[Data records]

┄┄┄┄┄┄┄┄┄┄

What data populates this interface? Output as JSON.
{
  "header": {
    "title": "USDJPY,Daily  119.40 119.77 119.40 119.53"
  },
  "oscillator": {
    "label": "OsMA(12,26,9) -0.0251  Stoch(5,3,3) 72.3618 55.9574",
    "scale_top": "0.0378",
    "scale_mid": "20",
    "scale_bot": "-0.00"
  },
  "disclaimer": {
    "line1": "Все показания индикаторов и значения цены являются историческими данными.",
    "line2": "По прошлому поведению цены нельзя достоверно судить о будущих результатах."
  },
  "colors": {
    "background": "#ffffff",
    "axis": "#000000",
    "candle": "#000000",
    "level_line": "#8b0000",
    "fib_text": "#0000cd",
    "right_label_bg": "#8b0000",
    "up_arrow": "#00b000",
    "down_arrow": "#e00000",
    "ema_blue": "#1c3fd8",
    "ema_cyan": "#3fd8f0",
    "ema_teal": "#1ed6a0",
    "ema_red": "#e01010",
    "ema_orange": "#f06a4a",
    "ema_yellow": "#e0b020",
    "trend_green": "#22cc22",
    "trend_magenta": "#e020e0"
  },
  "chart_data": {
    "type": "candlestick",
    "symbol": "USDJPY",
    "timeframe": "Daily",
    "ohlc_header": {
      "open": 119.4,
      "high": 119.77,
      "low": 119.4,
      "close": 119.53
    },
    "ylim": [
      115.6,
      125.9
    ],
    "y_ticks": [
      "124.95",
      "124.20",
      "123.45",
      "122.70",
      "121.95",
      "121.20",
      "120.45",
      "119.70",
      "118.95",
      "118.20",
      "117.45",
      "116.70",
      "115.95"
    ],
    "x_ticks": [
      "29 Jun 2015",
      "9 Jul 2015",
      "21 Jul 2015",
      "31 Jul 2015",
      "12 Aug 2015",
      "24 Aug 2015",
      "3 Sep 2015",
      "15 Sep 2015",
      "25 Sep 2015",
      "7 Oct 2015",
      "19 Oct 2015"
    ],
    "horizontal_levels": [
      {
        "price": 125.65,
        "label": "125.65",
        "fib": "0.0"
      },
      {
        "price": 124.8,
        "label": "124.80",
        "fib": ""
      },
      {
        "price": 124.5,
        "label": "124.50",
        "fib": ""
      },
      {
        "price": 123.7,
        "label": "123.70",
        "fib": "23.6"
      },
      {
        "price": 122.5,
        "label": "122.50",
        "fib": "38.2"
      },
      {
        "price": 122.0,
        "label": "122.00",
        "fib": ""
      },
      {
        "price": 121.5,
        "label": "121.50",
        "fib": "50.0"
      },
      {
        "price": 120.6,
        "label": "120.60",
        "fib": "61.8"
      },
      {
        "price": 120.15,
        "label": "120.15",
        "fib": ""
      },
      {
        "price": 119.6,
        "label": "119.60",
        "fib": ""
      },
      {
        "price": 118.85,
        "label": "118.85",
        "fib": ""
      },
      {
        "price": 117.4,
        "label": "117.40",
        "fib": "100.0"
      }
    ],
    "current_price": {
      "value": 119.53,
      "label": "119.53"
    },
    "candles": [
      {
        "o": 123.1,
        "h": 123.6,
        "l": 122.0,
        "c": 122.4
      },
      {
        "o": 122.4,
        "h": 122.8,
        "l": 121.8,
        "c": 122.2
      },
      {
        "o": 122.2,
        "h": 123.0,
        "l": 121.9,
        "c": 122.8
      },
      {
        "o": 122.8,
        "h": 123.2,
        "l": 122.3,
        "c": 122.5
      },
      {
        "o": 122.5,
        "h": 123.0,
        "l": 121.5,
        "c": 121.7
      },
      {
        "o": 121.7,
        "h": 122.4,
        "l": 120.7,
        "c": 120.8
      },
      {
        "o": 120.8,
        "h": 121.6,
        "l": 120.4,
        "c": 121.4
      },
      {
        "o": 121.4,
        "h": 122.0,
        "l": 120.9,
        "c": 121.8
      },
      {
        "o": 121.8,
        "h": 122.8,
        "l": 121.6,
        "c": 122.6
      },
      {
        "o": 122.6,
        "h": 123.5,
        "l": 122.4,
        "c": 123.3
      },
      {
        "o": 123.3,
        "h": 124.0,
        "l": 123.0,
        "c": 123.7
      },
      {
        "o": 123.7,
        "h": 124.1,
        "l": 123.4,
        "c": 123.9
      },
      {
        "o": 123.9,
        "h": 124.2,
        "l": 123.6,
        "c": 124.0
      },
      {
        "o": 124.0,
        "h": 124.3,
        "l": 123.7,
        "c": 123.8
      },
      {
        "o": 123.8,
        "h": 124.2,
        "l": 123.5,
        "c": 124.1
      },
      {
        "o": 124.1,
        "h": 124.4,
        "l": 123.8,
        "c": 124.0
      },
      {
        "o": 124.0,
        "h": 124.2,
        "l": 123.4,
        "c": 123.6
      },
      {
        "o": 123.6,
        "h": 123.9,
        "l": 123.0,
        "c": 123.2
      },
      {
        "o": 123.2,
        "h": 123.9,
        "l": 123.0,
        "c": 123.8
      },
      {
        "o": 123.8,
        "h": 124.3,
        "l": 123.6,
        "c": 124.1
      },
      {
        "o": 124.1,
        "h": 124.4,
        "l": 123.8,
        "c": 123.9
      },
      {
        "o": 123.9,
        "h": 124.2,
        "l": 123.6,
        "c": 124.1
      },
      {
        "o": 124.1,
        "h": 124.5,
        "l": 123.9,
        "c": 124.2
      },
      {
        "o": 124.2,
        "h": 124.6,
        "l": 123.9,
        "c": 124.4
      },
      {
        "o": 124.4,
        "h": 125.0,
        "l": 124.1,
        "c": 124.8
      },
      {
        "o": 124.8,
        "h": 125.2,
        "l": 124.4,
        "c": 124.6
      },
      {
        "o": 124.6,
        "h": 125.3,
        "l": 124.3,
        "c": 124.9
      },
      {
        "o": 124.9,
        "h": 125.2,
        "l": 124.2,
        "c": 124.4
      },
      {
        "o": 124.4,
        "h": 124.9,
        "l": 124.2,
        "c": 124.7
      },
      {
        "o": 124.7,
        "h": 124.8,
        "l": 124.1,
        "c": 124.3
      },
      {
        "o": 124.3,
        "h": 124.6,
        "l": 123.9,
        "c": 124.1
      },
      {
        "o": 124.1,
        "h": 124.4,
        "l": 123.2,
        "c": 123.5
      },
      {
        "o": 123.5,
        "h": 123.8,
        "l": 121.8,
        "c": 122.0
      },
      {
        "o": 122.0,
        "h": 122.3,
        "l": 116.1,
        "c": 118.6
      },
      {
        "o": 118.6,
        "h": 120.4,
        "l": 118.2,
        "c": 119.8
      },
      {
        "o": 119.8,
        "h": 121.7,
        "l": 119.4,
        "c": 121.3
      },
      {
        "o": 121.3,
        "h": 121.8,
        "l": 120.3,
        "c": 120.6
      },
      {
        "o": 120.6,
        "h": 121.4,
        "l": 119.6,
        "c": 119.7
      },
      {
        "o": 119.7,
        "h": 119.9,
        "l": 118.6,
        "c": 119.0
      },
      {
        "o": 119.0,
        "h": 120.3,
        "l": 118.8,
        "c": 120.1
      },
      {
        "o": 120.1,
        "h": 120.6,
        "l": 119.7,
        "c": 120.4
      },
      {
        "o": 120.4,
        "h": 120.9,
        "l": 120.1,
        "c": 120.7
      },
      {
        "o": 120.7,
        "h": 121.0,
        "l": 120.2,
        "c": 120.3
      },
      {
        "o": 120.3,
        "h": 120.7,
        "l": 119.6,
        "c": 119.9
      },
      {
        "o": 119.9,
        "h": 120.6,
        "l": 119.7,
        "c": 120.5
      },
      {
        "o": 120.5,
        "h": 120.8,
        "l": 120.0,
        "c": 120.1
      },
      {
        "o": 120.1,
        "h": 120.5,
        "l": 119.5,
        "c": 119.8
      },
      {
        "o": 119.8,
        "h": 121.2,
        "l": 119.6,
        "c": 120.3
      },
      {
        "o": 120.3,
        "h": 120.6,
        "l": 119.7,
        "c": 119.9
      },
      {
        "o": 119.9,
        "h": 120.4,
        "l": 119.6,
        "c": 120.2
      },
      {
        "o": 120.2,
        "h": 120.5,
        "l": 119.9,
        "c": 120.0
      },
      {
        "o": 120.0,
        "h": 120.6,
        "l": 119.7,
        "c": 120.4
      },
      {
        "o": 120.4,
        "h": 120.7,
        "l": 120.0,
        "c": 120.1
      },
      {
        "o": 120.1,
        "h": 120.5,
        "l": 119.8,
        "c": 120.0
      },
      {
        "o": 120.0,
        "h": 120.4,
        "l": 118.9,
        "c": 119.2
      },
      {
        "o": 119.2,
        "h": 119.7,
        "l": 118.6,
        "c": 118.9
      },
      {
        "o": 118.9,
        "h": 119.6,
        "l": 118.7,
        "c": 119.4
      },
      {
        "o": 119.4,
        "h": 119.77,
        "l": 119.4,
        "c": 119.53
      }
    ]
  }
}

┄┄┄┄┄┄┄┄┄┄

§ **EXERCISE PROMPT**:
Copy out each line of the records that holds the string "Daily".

§ **ANSWER SPACE**:
    "title": "USDJPY,Daily  119.40 119.77 119.40 119.53"
    "timeframe": "Daily",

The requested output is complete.